Data records for software interfaces:
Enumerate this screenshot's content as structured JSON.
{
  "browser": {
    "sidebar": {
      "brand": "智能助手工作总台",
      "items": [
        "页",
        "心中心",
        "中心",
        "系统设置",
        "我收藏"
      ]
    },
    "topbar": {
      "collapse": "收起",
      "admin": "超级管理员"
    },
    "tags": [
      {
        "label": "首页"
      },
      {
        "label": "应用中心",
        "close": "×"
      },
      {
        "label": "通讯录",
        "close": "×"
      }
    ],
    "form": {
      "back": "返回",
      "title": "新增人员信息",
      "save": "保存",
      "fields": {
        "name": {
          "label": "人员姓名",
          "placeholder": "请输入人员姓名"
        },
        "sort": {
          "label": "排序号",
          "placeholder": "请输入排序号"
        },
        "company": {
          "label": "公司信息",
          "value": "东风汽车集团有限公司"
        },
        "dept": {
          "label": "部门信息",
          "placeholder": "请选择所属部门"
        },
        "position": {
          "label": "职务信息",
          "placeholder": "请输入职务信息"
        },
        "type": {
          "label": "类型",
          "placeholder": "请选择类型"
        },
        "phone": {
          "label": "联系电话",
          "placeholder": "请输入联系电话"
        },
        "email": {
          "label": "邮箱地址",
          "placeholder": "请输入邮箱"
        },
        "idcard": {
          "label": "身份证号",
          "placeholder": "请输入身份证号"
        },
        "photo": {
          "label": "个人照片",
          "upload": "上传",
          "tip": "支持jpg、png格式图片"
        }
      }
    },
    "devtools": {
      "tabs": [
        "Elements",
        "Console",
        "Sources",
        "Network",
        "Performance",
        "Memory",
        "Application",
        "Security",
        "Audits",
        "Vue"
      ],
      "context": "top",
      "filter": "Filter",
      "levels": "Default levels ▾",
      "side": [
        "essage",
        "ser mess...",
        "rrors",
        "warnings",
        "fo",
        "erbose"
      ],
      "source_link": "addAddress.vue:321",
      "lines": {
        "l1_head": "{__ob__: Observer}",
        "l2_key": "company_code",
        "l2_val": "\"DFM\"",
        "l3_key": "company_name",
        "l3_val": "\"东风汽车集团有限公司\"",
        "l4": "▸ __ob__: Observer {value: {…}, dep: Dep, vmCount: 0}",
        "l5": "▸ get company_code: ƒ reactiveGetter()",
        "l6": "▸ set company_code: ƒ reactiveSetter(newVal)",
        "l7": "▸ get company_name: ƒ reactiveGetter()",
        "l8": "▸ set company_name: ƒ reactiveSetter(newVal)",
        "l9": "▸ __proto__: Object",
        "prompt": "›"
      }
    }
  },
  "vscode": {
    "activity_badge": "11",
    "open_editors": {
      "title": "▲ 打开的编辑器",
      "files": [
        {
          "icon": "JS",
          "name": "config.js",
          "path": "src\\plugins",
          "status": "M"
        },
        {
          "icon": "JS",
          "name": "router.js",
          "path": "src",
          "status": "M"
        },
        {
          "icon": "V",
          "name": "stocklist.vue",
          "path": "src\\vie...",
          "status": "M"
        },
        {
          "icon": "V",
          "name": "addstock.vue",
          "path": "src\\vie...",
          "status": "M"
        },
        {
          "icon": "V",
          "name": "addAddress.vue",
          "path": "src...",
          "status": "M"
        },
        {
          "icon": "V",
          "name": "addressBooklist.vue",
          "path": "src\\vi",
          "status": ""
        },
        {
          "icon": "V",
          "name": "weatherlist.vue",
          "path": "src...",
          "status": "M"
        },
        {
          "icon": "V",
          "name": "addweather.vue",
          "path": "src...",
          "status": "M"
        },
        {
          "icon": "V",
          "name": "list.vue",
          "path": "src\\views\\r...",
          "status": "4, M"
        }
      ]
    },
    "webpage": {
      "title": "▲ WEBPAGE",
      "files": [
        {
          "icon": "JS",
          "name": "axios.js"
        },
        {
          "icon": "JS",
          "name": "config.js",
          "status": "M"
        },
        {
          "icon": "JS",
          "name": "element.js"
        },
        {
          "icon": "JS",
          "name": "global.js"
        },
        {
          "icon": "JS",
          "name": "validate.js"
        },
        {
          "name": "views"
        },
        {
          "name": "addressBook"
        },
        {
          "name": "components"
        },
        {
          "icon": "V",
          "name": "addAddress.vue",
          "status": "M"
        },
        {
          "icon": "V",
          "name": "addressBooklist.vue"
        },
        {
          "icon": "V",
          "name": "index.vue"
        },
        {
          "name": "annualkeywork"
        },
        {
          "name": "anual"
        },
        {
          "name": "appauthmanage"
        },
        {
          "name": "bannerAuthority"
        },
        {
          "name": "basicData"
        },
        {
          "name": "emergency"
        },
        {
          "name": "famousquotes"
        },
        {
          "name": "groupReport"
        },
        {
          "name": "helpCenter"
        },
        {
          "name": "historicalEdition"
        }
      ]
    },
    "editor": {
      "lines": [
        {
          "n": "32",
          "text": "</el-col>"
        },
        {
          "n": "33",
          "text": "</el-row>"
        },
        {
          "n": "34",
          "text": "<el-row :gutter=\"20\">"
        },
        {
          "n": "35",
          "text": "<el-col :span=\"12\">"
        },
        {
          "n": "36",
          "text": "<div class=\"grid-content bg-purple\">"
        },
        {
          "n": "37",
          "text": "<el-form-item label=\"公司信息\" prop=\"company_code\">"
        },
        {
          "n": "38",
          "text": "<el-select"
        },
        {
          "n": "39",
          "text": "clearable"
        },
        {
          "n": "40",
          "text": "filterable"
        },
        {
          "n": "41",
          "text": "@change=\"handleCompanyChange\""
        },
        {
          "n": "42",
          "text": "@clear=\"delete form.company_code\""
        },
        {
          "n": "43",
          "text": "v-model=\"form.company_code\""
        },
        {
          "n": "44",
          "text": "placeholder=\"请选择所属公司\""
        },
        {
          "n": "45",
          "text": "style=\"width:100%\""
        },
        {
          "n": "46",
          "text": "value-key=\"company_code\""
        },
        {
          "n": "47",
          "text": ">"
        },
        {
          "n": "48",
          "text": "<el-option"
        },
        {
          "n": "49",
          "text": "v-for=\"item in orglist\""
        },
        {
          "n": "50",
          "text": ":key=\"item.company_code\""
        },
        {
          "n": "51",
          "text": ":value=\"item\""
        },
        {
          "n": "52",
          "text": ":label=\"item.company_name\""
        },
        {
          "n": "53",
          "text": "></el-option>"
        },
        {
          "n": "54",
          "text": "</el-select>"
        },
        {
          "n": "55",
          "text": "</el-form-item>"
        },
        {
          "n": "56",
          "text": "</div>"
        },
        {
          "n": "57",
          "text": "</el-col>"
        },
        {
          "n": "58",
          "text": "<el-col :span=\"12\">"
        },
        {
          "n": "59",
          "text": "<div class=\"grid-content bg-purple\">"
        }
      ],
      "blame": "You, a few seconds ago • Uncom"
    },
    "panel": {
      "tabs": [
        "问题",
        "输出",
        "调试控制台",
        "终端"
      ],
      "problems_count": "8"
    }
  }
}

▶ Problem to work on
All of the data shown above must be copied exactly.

▶ Written reply
Enumerate this screenshot's content as structured JSON.
{
  "browser": {
    "sidebar": {
      "brand": "智能助手工作总台",
      "items": [
        "页",
        "心中心",
        "中心",
        "系统设置",
        "我收藏"
      ]
    },
    "topbar": {
      "collapse": "收起",
      "admin": "超级管理员"
    },
    "tags": [
      {
        "label": "首页"
      },
      {
        "label": "应用中心",
        "close": "×"
      },
      {
        "label": "通讯录",
        "close": "×"
      }
    ],
    "form": {
      "back": "返回",
      "title": "新增人员信息",
      "save": "保存",
      "fields": {
        "name": {
          "label": "人员姓名",
          "placeholder": "请输入人员姓名"
        },
        "sort": {
          "label": "排序号",
          "placeholder": "请输入排序号"
        },
        "company": {
          "label": "公司信息",
          "value": "东风汽车集团有限公司"
        },
        "dept": {
          "label": "部门信息",
          "placeholder": "请选择所属部门"
        },
        "position": {
          "label": "职务信息",
          "placeholder": "请输入职务信息"
        },
        "type": {
          "label": "类型",
          "placeholder": "请选择类型"
        },
        "phone": {
          "label": "联系电话",
          "placeholder": "请输入联系电话"
        },
        "email": {
          "label": "邮箱地址",
          "placeholder": "请输入邮箱"
        },
        "idcard": {
          "label": "身份证号",
          "placeholder": "请输入身份证号"
        },
        "photo": {
          "label": "个人照片",
          "upload": "上传",
          "tip": "支持jpg、png格式图片"
        }
      }
    },
    "devtools": {
      "tabs": [
        "Elements",
        "Console",
        "Sources",
        "Network",
        "Performance",
        "Memory",
        "Application",
        "Security",
        "Audits",
        "Vue"
      ],
      "context": "top",
      "filter": "Filter",
      "levels": "Default levels ▾",
      "side": [
        "essage",
        "ser mess...",
        "rrors",
        "warnings",
        "fo",
        "erbose"
      ],
      "source_link": "addAddress.vue:321",
      "lines": {
        "l1_head": "{__ob__: Observer}",
        "l2_key": "company_code",
        "l2_val": "\"DFM\"",
        "l3_key": "company_name",
        "l3_val": "\"东风汽车集团有限公司\"",
        "l4": "▸ __ob__: Observer {value: {…}, dep: Dep, vmCount: 0}",
        "l5": "▸ get company_code: ƒ reactiveGetter()",
        "l6": "▸ set company_code: ƒ reactiveSetter(newVal)",
        "l7": "▸ get company_name: ƒ reactiveGetter()",
        "l8": "▸ set company_name: ƒ reactiveSetter(newVal)",
        "l9": "▸ __proto__: Object",
        "prompt": "›"
      }
    }
  },
  "vscode": {
    "activity_badge": "11",
    "open_editors": {
      "title": "▲ 打开的编辑器",
      "files": [
        {
          "icon": "JS",
          "name": "config.js",
          "path": "src\\plugins",
          "status": "M"
        },
        {
          "icon": "JS",
          "name": "router.js",
          "path": "src",
          "status": "M"
        },
        {
          "icon": "V",
          "name": "stocklist.vue",
          "path": "src\\vie...",
          "status": "M"
        },
        {
          "icon": "V",
          "name": "addstock.vue",
          "path": "src\\vie...",
          "status": "M"
        },
        {
          "icon": "V",
          "name": "addAddress.vue",
          "path": "src...",
          "status": "M"
        },
        {
          "icon": "V",
          "name": "addressBooklist.vue",
          "path": "src\\vi",
          "status": ""
        },
        {
          "icon": "V",
          "name": "weatherlist.vue",
          "path": "src...",
          "status": "M"
        },
        {
          "icon": "V",
          "name": "addweather.vue",
          "path": "src...",
          "status": "M"
        },
        {
          "icon": "V",
          "name": "list.vue",
          "path": "src\\views\\r...",
          "status": "4, M"
        }
      ]
    },
    "webpage": {
      "title": "▲ WEBPAGE",
      "files": [
        {
          "icon": "JS",
          "name": "axios.js"
        },
        {
          "icon": "JS",
          "name": "config.js",
          "status": "M"
        },
        {
          "icon": "JS",
          "name": "element.js"
        },
        {
          "icon": "JS",
          "name": "global.js"
        },
        {
          "icon": "JS",
          "name": "validate.js"
        },
        {
          "name": "views"
        },
        {
          "name": "addressBook"
        },
        {
          "name": "components"
        },
        {
          "icon": "V",
          "name": "addAddress.vue",
          "status": "M"
        },
        {
          "icon": "V",
          "name": "addressBooklist.vue"
        },
        {
          "icon": "V",
          "name": "index.vue"
        },
        {
          "name": "annualkeywork"
        },
        {
          "name": "anual"
        },
        {
          "name": "appauthmanage"
        },
        {
          "name": "bannerAuthority"
        },
        {
          "name": "basicData"
        },
        {
          "name": "emergency"
        },
        {
          "name": "famousquotes"
        },
        {
          "name": "groupReport"
        },
        {
          "name": "helpCenter"
        },
        {
          "name": "historicalEdition"
        }
      ]
    },
    "editor": {
      "lines": [
        {
          "n": "32",
          "text": "</el-col>"
        },
        {
          "n": "33",
          "text": "</el-row>"
        },
        {
          "n": "34",
          "text": "<el-row :gutter=\"20\">"
        },
        {
          "n": "35",
          "text": "<el-col :span=\"12\">"
        },
        {
          "n": "36",
          "text": "<div class=\"grid-content bg-purple\">"
        },
        {
          "n": "37",
          "text": "<el-form-item label=\"公司信息\" prop=\"company_code\">"
        },
        {
          "n": "38",
          "text": "<el-select"
        },
        {
          "n": "39",
          "text": "clearable"
        },
        {
          "n": "40",
          "text": "filterable"
        },
        {
          "n": "41",
          "text": "@change=\"handleCompanyChange\""
        },
        {
          "n": "42",
          "text": "@clear=\"delete form.company_code\""
        },
        {
          "n": "43",
          "text": "v-model=\"form.company_code\""
        },
        {
          "n": "44",
          "text": "placeholder=\"请选择所属公司\""
        },
        {
          "n": "45",
          "text": "style=\"width:100%\""
        },
        {
          "n": "46",
          "text": "value-key=\"company_code\""
        },
        {
          "n": "47",
          "text": ">"
        },
        {
          "n": "48",
          "text": "<el-option"
        },
        {
          "n": "49",
          "text": "v-for=\"item in orglist\""
        },
        {
          "n": "50",
          "text": ":key=\"item.company_code\""
        },
        {
          "n": "51",
          "text": ":value=\"item\""
        },
        {
          "n": "52",
          "text": ":label=\"item.company_name\""
        },
        {
          "n": "53",
          "text": "></el-option>"
        },
        {
          "n": "54",
          "text": "</el-select>"
        },
        {
          "n": "55",
          "text": "</el-form-item>"
        },
        {
          "n": "56",
          "text": "</div>"
        },
        {
          "n": "57",
          "text": "</el-col>"
        },
        {
          "n": "58",
          "text": "<el-col :span=\"12\">"
        },
        {
          "n": "59",
          "text": "<div class=\"grid-content bg-purple\">"
        }
      ],
      "blame": "You, a few seconds ago • Uncom"
    },
    "panel": {
      "tabs": [
        "问题",
        "输出",
        "调试控制台",
        "终端"
      ],
      "problems_count": "8"
    }
  }
}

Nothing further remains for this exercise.